EXERCISE DESCRIPTION - Each line of the data holding "Sirup" should be found and copied.

[Opening EXERCISE DATA section]

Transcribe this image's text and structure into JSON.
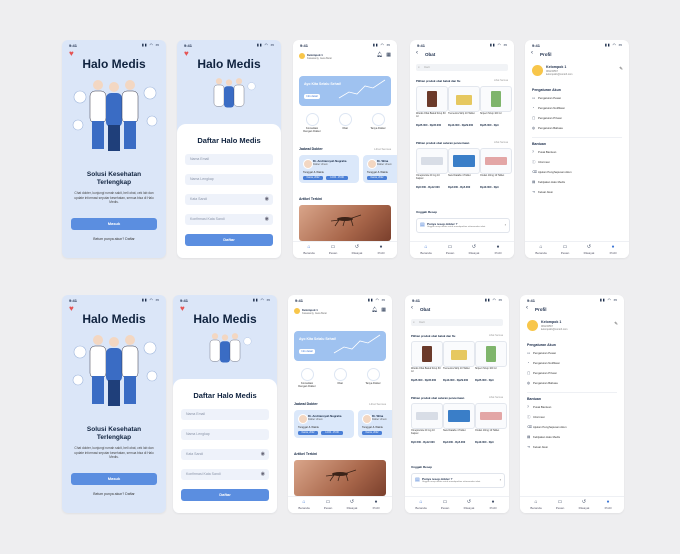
{
  "status": {
    "time": "9:41",
    "signal": "▮▮ ◠ ▭"
  },
  "splash": {
    "app_title": "Halo Medis",
    "headline": "Solusi Kesehatan Terlengkap",
    "description": "Chat dokter, kunjungi rumah sakit, beli obat, cek lab dan update informasi seputar kesehatan, semua bisa di Halo Medis.",
    "login_button": "Masuk",
    "register_prompt": "Belum punya akun? Daftar"
  },
  "register": {
    "app_title": "Halo Medis",
    "sheet_title": "Daftar Halo Medis",
    "fields": [
      "Nama Email",
      "Nama Lengkap",
      "Kata Sandi",
      "Konfirmasi Kata Sandi"
    ],
    "submit_button": "Daftar"
  },
  "home": {
    "location_title": "Kelompok 1",
    "location_sub": "Kawasanty, Jawa Barat",
    "banner_text": "Ayo Kita Selalu Sehat!",
    "banner_button": "Info detail",
    "categories": [
      "Konsultasi Dengan Dokter",
      "Obat",
      "Tanya Dokter"
    ],
    "jadwal_title": "Jadwal Dokter",
    "see_all": "Lihat Semua",
    "doctors": [
      {
        "name": "Dr. Andriansyah Nugraha",
        "spec": "Dokter Umum",
        "date": "Tanggal & Waktu",
        "pill1": "Kamis, 2022",
        "pill2": "14:00 - 15:00"
      },
      {
        "name": "Dr. Wina",
        "spec": "Dokter Umum",
        "date": "Tanggal & Waktu",
        "pill1": "Kamis, 2022",
        "pill2": "14:00"
      }
    ],
    "artikel_title": "Artikel Terkini",
    "nav": [
      "Beranda",
      "Pesan",
      "Riwayat",
      "Profil"
    ]
  },
  "obat": {
    "title": "Obat",
    "search_placeholder": "Cari",
    "section1": "Pilihan produk obat batuk dan flu",
    "section2": "Pilihan produk obat saluran pencernaan",
    "see_all": "Lihat Semua",
    "products1": [
      {
        "name": "Woods Obat Batuk Sirup 60 ml",
        "price": "Rp25.000 - Rp35.000"
      },
      {
        "name": "Tremenza Strip 10 Tablet",
        "price": "Rp13.000 - Rp29.000"
      },
      {
        "name": "Sirpect Sirup 100 ml",
        "price": "Rp25.000 - Rp3"
      }
    ],
    "products2": [
      {
        "name": "Omeprazole 20 mg 10 Kapsul",
        "price": "Rp5.500 - Rp12.000"
      },
      {
        "name": "New Diatabs 4 Tablet",
        "price": "Rp3.000 - Rp5.000"
      },
      {
        "name": "Ondan 10mg 10 Tablet",
        "price": "Rp10.000 - Rp3"
      }
    ],
    "upload_title": "Unggah Resep",
    "upload_card_title": "Punya resep dokter ?",
    "upload_card_sub": "Unggah resep dokter untuk mendapatkan rekomendasi obat",
    "nav": [
      "Beranda",
      "Pesan",
      "Riwayat",
      "Profil"
    ]
  },
  "profil": {
    "title": "Profil",
    "name": "Kelompok 1",
    "phone": "081234567",
    "email": "kelompok1@contoh.com",
    "account_section": "Pengaturan Akun",
    "account_items": [
      "Pengaturan Pesan",
      "Pengaturan Notifikasi",
      "Pengaturan Privasi",
      "Pengaturan Bahasa"
    ],
    "help_section": "Bantuan",
    "help_items": [
      "Pusat Bantuan",
      "Informasi",
      "Ajukan Penghapusan Akun",
      "Kebijakan Halo Medis",
      "Keluar Akun"
    ],
    "nav": [
      "Beranda",
      "Pesan",
      "Riwayat",
      "Profil"
    ]
  },
  "colors": {
    "primary": "#5b8ee0",
    "bg_blue": "#dbe6f8",
    "text_dark": "#10233f"
  }
}
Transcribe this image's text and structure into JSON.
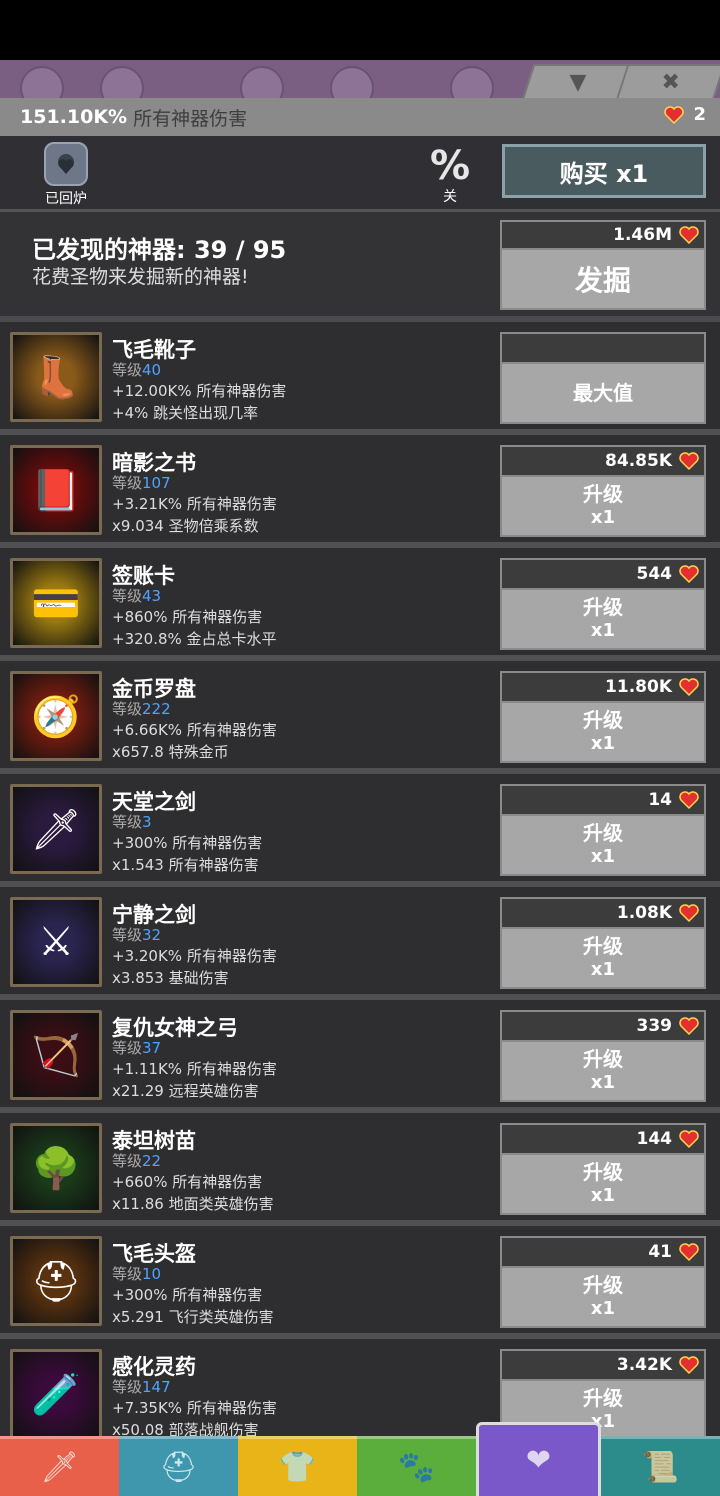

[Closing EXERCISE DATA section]

SOLVED EXERCISE -
        "name": "Woods Obat Batuk Sirup 60 ml",
        "name": "Sirpect Sirup 100 ml",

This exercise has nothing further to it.